How Obama’s campaign used big data to win, and how coke got hacked
Staffers work on computers during a tour of U.S. President Barack Obama's re-election headquarters May 12, 2010 in Chicago.
To help tap financial donors and to get out the vote, we knew the Obama campaign was crunching big data. But, until now, it wasn't very clear how big. Michael Scherer, White House correspondent for Time got an inside-look at the math wizards, behavioral scientists and other data specialists helping to drive the campaign. His access was given on condition -- he not publish anything until it was all over.
"It was really extensive," says Scherer. "They had an analytics team, for instance, that was five times the size of the one they had in 2008."
Analytics helped the campaign understand both the demographics they had in the pocket, and the ones they needed to target and nudge into the voting booth. How? In part by calling a ton of people, every night, for weeks. Regular polls had a sample of maybe 1,000 people in Ohio. Obama's team was working with data from a list of 29,000.
Take that data, and use it to focus your campaigning efforts, and you'll come up with the kind of difference in turnout some shocked Republicans were witnessing on election night. Example of targeted campaigning?
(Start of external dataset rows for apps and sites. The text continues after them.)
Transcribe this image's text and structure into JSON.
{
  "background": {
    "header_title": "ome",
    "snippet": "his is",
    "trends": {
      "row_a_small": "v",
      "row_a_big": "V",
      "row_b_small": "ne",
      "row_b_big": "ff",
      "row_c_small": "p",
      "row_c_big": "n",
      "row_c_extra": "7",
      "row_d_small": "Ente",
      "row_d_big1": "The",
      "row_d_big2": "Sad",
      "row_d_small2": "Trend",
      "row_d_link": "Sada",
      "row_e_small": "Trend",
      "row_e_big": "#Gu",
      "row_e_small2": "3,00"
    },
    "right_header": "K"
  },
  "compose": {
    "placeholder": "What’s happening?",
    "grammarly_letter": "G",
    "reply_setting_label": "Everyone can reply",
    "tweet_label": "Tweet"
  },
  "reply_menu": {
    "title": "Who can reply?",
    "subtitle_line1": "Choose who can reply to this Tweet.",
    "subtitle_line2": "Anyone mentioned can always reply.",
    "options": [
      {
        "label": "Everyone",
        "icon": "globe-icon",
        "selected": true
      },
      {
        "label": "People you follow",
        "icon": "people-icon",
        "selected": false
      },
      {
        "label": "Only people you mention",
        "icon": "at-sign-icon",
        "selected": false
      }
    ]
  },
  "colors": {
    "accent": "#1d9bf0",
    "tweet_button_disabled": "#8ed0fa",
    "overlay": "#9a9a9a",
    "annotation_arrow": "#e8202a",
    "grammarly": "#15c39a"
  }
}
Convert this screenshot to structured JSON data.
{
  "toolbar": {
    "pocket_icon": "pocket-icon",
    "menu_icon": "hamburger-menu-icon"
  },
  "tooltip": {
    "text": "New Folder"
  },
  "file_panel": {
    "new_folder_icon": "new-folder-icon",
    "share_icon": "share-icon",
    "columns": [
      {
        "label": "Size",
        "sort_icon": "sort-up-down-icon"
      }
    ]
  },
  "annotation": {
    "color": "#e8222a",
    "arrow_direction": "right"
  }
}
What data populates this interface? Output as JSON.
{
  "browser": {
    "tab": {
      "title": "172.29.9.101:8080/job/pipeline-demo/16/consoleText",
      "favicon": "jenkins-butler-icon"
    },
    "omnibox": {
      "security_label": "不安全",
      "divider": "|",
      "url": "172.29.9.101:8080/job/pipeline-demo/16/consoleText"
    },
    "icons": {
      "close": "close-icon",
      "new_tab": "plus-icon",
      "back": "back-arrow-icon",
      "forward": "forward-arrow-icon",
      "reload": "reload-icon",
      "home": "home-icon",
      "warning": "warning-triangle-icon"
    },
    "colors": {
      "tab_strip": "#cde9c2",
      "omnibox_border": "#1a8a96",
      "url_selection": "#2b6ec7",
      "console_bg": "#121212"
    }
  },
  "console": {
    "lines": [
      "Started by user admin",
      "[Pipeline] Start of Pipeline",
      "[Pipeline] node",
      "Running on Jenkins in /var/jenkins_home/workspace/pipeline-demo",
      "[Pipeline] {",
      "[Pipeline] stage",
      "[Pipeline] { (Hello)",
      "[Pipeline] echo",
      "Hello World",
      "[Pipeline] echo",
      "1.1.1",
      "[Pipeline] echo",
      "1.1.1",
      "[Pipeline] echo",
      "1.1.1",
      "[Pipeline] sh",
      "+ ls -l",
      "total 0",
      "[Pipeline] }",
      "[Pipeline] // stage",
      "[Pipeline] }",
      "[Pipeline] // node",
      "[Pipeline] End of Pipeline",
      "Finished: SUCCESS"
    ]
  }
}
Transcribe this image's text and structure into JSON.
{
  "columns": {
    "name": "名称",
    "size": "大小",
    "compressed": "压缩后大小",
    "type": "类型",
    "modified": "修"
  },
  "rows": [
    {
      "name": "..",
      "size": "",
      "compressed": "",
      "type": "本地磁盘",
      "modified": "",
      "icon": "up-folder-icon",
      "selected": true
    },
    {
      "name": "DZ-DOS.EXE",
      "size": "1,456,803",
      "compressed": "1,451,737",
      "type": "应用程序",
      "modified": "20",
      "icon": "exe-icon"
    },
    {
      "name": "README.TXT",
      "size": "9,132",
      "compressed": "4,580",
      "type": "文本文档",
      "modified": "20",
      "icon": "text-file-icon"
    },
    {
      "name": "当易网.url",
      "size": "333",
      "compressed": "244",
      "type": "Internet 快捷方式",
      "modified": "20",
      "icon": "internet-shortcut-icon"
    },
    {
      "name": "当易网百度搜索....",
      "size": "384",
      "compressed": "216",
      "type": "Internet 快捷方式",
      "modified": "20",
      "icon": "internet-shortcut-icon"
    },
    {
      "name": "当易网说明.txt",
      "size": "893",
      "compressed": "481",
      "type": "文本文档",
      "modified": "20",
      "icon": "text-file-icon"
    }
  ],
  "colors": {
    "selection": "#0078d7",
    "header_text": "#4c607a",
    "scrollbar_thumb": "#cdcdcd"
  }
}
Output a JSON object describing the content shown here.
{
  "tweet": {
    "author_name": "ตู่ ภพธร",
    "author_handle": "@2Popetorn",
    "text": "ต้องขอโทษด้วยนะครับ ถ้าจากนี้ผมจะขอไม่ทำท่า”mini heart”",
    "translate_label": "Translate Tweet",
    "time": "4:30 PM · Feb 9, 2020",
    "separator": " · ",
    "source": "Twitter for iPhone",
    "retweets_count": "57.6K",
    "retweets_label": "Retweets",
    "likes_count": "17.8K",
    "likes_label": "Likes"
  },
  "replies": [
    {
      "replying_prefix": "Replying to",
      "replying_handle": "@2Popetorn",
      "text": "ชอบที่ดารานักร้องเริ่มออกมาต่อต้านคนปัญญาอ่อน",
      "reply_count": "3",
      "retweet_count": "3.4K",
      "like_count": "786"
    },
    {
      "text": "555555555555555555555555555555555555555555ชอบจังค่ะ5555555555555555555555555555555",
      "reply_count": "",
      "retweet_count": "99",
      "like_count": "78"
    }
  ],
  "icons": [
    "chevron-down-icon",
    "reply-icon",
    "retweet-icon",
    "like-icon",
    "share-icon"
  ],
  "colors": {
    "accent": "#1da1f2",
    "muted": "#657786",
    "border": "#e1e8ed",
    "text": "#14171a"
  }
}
Obama taking questions on the online crowd sourced news aggregator Reddit.
"The senior aides had never heard of that website and didn't know what it was," says Scherer. "Their data people came back to them and said 'look, a lot of our targets are here. Let's put the president on to do one of these interviews."
Here's some new/old news: Coca-Cola was hacked...back in 2009. I know you're thinking: What, the secret recipe? No, hackers were sneaking through the company's computer systems looking for documents about a proposed purchase of a Chinese beverage company.
Alex Stamos, a security consultant and Chief Technology Officer at Artemus Internet, says this is happening right and left.
"If you break into an oil company and you're able to find out what gas leases they're interested in," says Stamos, "that could be a milti-billion dollar swing in value for one company over another a multi-decade period."
According to Bloomberg news, which broke the story, Coke did not disclose the attack to its investors, which is as much of a trend as the hacks themselves. With billions at stake, big, publically-traded firms aren't very keen on admitting they've been compromised, even though its material information of the sort stockholders might find useful.
"For every time one of these stories goes pubic, ten times there's been one that has been covered up," he says. "And it's not helping us, because the bad guys are talking to each other."
Stamos says companies need to learn to approach security breaches with a more open source attitude, sharing the knowledge of what happened, if they want to avoid getting clobbered again.